Leese GP, Wang J, Broomhall J, et al. for the DARTS/MEMO Collaboration. Frequency of severe hypoglycaemia requiring emergency treatment in type 1 and type 2 diabetes: a population-based study of health service resource use. Diabetes Care 2003;26:1176-80.

Rajendran R, Hodgkinson D, Rayman G. Patients with diabetes requiring emergency department care for hypoglycaemia: characteristics and long-term outcomes determined from multiple data sources. Postgrad Med J 2015 (in press).

UK Hypoglycaemia Study Group. Risk of hypoglycaemia in types 1 and 2 diabetes: effects of treatment modalities and their duration. Diabetologia 2007;50;1140-7.

Shah ZH, Saleem KO. A comparative study of repanglinide and glibenclamide in type 2 diabetic patients. Pakistan J Med Health Sci 2011;5:476-9.

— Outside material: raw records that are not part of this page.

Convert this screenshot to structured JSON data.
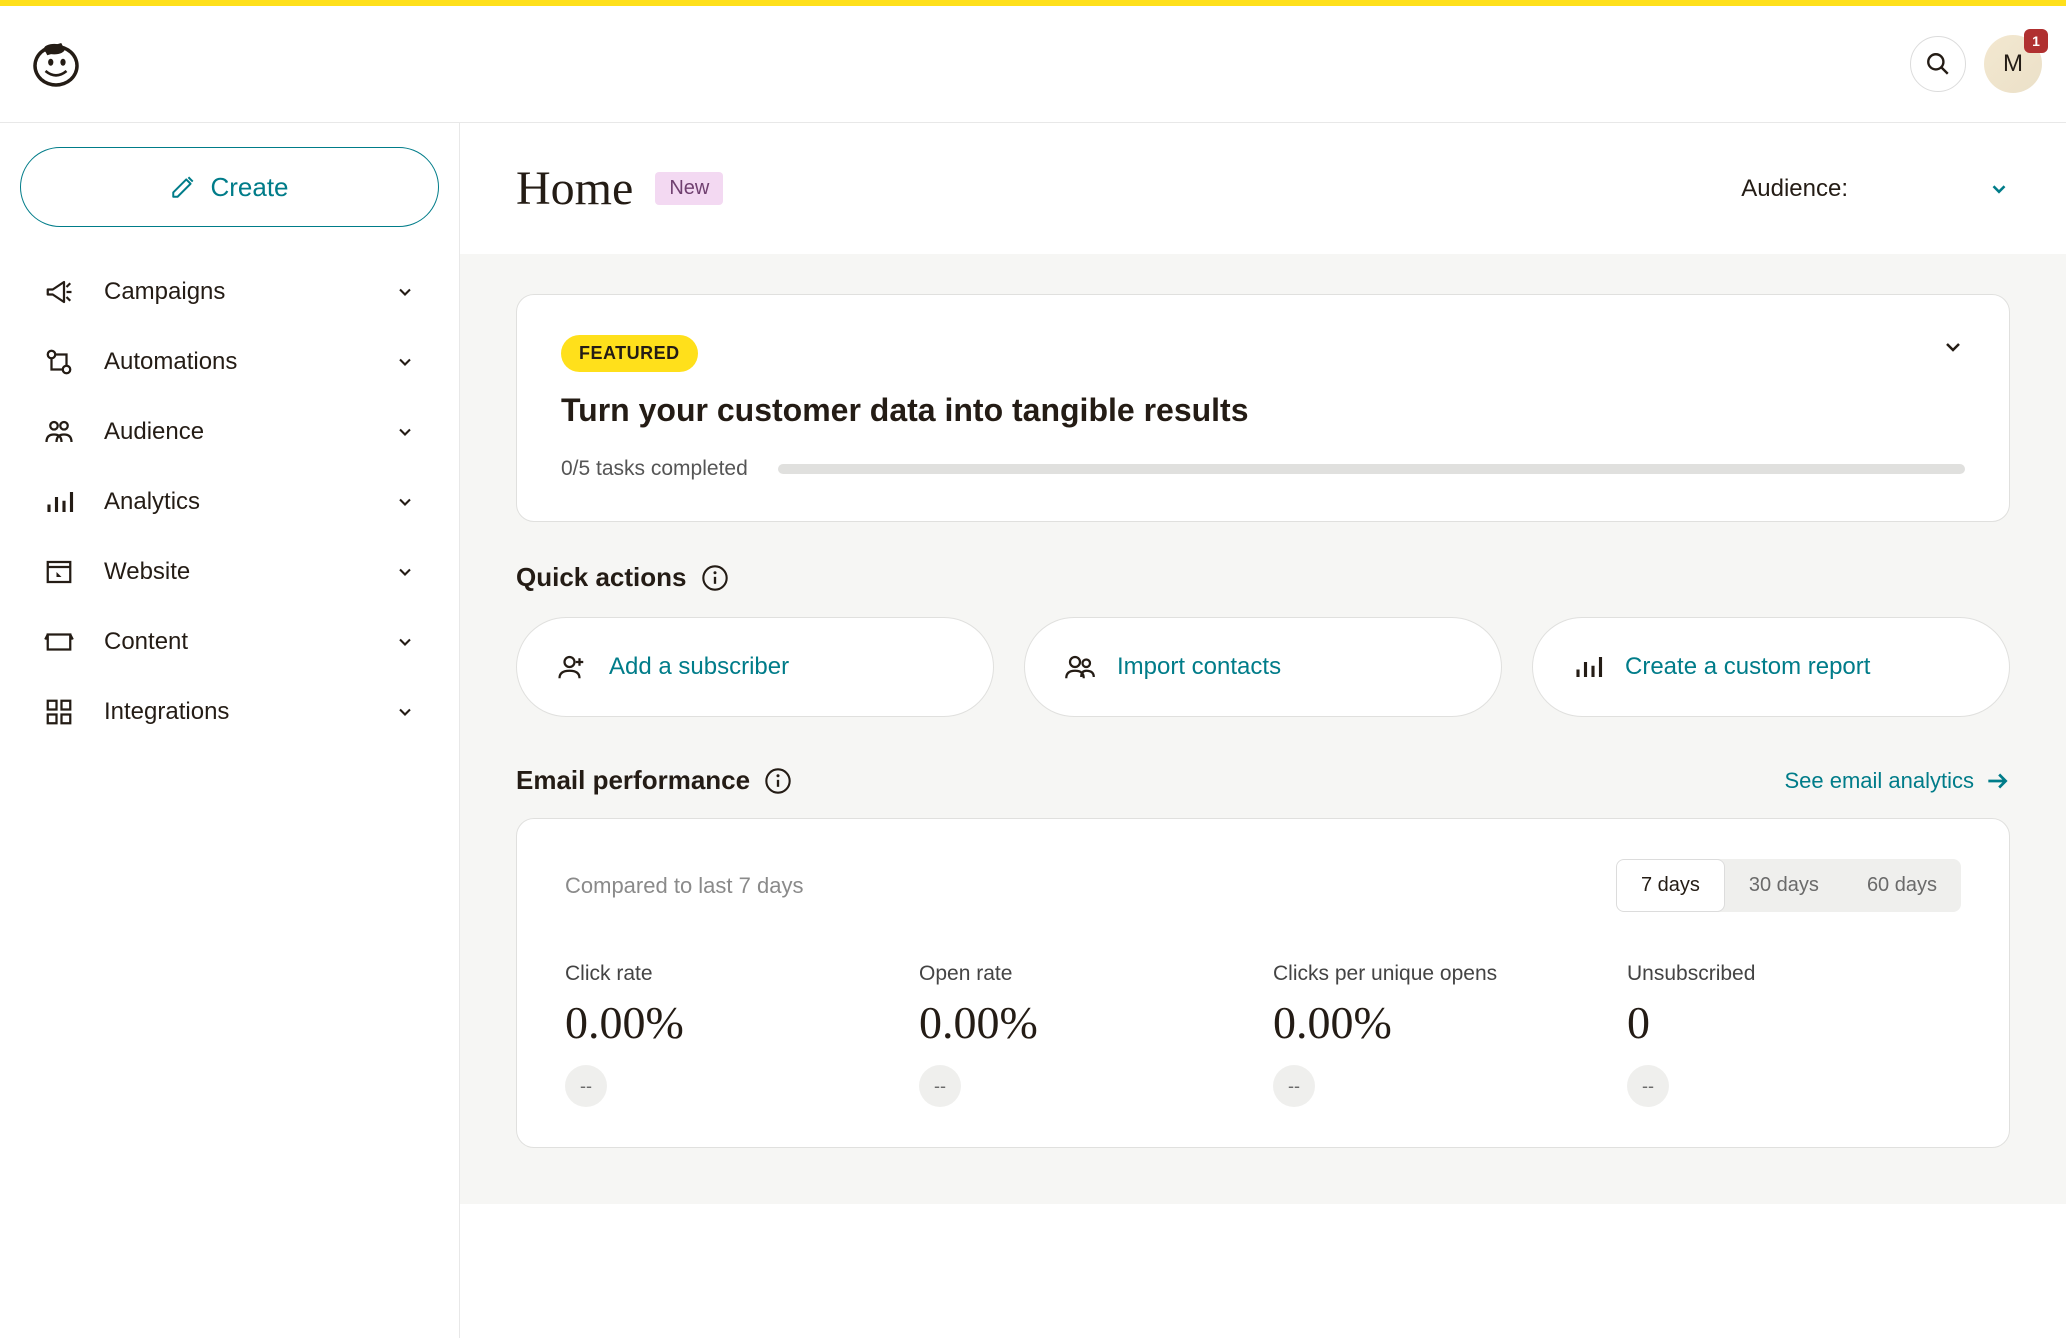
{
  "header": {
    "avatar_initial": "M",
    "badge_count": "1"
  },
  "sidebar": {
    "create_label": "Create",
    "items": [
      {
        "label": "Campaigns"
      },
      {
        "label": "Automations"
      },
      {
        "label": "Audience"
      },
      {
        "label": "Analytics"
      },
      {
        "label": "Website"
      },
      {
        "label": "Content"
      },
      {
        "label": "Integrations"
      }
    ]
  },
  "page": {
    "title": "Home",
    "new_badge": "New",
    "audience_label": "Audience:"
  },
  "featured": {
    "badge": "FEATURED",
    "title": "Turn your customer data into tangible results",
    "progress_text": "0/5 tasks completed"
  },
  "quick_actions": {
    "title": "Quick actions",
    "items": [
      {
        "label": "Add a subscriber"
      },
      {
        "label": "Import contacts"
      },
      {
        "label": "Create a custom report"
      }
    ]
  },
  "email_perf": {
    "title": "Email performance",
    "see_link": "See email analytics",
    "compared_text": "Compared to last 7 days",
    "periods": [
      "7 days",
      "30 days",
      "60 days"
    ],
    "metrics": [
      {
        "label": "Click rate",
        "value": "0.00%",
        "change": "--"
      },
      {
        "label": "Open rate",
        "value": "0.00%",
        "change": "--"
      },
      {
        "label": "Clicks per unique opens",
        "value": "0.00%",
        "change": "--"
      },
      {
        "label": "Unsubscribed",
        "value": "0",
        "change": "--"
      }
    ]
  }
}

Phung OJ, Scholle JM, Talwar M, Coleman CL. Effect of noninsulin anti-diabetic drugs added to metformin therapy on glycaemic control, weight gain, and hypoglycaemia in type 2 diabetes. JAMA 2010;303:1410-18.

World Health Organisation. Adherence to long term therapies. Evidence for action. Switzerland, 2003.

Just what the doctor ordered: a EU response to medication non-adherence. Tuesday 28 September 2010, Bibliotheque Solvay, Brussels.

Grant RW, Devita NG, Singer DE, Meigs JB. Polypharmacy and medication adherence in patients with type 2 diabetes. Diabetes Care 2003;26:1408-12.

Khunti K, Davies M. Glycaemic goals in patients with type 2 diabetes: current status, challenges and recent advances. Diabetes Obes Metab 2010;12:474-84.

Robinson LE, Holt TA, Rees K, et al. Effects of GLP-1 agonists on heart rate, blood pressure and body weight: Systematic review and meta-analysis. BMJ Open 2013;3:pii:e001986.

Thong KY, Gupta PS, Cull ML, et al. GLP-1 receptor agonists in type 2 diabetes – NICE guidelines versus clinical practice. Br J Diabetes Vasc Dis 2014;14:52-9.

Gerstein HC, Miller ME, Genuth S, et al. Long-term effects of intensive glucose lowering on cardiovascular outcomes. N Engl J Med 2011;364: 818-28.

Skyler JS, Bergenstal R, Bonow RO, et al. Intensive glycaemic control and the prevention of cardiovascular events: implications of the ACCORD, ADVANCE, and VA diabetes trials: a position statement of the American Diabetes Association and a scientific statement of the American College of Cardiology Foundation and the American Heart Association. Diabetes Care 2009;32:187-92.

Inzucchi SE, Berganstal RM, Buse JB, et al. Management of hyperglycemia in type 2 diabetes, 2015: A patient-centered approach. Update to a position statement of the American Diabetes Association and the European Association for the Study of Diabetes. Diabetes Care 2015;38:140-9.